Task instructions –
Every line of the entries below that mentions "value" is to be copied out.

Entries supplied –
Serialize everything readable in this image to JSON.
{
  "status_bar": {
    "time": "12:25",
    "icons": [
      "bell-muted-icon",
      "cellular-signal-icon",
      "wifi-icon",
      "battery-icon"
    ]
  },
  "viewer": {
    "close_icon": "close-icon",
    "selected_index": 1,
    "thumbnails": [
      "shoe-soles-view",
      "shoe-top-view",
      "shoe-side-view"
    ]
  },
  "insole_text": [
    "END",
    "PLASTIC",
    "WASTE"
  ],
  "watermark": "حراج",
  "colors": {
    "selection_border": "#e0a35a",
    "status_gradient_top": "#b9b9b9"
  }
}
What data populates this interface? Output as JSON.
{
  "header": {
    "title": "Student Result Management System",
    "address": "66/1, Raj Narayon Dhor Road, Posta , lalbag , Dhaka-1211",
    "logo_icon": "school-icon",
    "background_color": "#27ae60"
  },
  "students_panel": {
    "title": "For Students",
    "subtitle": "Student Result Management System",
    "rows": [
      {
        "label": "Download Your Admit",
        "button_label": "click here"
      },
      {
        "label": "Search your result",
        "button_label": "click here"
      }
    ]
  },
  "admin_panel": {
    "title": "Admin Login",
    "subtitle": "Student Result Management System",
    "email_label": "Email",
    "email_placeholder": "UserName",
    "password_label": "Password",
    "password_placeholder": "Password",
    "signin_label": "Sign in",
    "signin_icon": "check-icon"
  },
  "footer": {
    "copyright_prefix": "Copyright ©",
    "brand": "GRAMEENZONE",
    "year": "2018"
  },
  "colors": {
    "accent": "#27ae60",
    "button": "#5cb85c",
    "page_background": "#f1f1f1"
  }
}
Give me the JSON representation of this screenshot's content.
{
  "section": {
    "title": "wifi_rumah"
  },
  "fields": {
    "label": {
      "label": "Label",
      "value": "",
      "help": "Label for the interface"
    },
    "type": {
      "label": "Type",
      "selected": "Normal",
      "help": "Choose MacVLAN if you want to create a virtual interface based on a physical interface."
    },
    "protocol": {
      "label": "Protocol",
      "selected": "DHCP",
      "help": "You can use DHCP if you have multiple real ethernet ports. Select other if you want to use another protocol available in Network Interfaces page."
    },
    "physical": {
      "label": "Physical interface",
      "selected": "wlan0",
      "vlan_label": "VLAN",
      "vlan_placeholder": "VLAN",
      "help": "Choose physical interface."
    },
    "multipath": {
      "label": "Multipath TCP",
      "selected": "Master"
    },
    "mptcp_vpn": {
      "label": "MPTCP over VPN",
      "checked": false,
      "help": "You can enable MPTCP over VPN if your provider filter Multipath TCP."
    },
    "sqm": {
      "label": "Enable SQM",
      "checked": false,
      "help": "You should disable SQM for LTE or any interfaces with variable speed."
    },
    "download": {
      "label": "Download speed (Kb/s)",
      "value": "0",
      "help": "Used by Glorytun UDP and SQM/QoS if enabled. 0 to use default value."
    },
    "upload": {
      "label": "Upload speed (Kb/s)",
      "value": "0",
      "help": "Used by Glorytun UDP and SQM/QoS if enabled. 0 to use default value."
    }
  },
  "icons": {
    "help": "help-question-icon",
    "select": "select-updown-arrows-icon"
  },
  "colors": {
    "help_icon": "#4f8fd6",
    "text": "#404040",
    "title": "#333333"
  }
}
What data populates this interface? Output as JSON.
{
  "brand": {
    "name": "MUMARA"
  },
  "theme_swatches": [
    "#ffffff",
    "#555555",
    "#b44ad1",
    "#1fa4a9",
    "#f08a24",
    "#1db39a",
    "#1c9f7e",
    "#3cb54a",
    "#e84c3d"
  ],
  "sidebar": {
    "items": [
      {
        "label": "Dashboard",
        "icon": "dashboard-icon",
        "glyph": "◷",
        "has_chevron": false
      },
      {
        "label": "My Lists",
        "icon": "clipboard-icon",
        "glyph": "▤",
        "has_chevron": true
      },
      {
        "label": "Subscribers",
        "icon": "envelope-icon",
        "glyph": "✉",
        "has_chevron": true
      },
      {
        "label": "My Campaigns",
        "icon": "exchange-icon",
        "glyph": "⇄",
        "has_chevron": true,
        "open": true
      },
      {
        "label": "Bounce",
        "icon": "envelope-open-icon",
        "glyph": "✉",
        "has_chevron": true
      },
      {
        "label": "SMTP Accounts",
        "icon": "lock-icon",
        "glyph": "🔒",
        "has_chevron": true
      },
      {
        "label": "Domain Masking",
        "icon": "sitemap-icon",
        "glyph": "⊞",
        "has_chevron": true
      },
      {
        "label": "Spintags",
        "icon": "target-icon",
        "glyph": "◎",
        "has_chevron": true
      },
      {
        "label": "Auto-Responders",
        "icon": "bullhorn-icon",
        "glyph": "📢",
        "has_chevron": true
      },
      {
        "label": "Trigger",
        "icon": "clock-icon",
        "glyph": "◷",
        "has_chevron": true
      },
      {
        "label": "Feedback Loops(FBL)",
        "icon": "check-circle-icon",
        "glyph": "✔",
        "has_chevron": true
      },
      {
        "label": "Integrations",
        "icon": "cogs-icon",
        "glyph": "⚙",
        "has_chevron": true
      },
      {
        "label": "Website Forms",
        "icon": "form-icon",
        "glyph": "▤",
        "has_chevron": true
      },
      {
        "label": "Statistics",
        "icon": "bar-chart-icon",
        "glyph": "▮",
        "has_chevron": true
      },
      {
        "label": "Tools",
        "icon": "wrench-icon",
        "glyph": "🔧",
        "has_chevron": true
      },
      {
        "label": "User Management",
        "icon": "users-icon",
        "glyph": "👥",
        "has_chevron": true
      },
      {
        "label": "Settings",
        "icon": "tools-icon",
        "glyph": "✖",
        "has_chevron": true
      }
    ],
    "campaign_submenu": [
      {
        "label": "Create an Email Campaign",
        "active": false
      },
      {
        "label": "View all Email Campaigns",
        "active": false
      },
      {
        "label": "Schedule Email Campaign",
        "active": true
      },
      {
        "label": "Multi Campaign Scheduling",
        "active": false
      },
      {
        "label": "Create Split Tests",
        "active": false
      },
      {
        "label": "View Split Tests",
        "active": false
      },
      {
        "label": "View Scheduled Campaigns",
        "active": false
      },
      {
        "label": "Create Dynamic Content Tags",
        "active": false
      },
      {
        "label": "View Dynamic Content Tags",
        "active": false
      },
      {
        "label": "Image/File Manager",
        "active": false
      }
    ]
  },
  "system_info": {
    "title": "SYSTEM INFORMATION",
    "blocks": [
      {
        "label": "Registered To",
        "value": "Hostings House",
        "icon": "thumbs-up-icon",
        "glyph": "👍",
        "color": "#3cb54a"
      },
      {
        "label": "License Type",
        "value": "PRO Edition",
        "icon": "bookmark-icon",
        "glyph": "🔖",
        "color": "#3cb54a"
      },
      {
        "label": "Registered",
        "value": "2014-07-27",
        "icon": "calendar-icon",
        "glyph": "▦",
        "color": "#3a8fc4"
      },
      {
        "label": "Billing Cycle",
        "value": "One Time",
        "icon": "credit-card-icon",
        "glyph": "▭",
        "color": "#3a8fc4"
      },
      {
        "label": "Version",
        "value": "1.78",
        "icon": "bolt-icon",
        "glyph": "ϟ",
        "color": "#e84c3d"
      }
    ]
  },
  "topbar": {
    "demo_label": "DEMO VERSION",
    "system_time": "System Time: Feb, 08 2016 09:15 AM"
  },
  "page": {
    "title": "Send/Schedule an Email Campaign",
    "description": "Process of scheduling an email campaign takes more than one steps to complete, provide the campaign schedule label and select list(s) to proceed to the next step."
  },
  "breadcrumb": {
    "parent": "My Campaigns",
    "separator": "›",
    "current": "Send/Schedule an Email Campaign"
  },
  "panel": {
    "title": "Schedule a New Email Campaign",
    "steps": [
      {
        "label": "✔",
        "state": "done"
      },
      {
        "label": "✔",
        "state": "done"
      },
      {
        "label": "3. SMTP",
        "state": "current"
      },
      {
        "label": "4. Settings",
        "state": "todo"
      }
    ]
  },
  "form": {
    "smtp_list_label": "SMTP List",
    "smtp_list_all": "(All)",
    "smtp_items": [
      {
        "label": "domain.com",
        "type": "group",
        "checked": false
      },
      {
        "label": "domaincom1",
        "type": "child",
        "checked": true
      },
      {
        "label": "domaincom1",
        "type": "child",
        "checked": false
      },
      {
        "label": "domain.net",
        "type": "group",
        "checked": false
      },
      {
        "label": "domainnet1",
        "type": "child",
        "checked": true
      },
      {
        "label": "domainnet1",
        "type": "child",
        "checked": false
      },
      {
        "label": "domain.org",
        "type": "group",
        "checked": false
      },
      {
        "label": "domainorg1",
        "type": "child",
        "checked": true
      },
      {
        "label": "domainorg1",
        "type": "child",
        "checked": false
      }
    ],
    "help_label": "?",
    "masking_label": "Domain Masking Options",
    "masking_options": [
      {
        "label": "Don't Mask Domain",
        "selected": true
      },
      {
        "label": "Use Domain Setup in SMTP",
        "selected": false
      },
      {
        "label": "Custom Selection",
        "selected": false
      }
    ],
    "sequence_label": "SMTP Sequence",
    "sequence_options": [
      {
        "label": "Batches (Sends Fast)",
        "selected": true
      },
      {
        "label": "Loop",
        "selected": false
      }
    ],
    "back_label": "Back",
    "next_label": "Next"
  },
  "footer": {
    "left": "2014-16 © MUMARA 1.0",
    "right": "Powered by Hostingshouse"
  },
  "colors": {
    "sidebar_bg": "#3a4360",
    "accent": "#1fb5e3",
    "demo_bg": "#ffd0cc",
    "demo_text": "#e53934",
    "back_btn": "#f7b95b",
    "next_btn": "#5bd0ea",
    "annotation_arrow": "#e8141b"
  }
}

Completed exercise –
      "value": "",
      "value": "0",
      "help": "Used by Glorytun UDP and SQM/QoS if enabled. 0 to use default value."
      "value": "0",
      "help": "Used by Glorytun UDP and SQM/QoS if enabled. 0 to use default value."
        "value": "Hostings House",
        "value": "PRO Edition",
        "value": "2014-07-27",
        "value": "One Time",
        "value": "1.78",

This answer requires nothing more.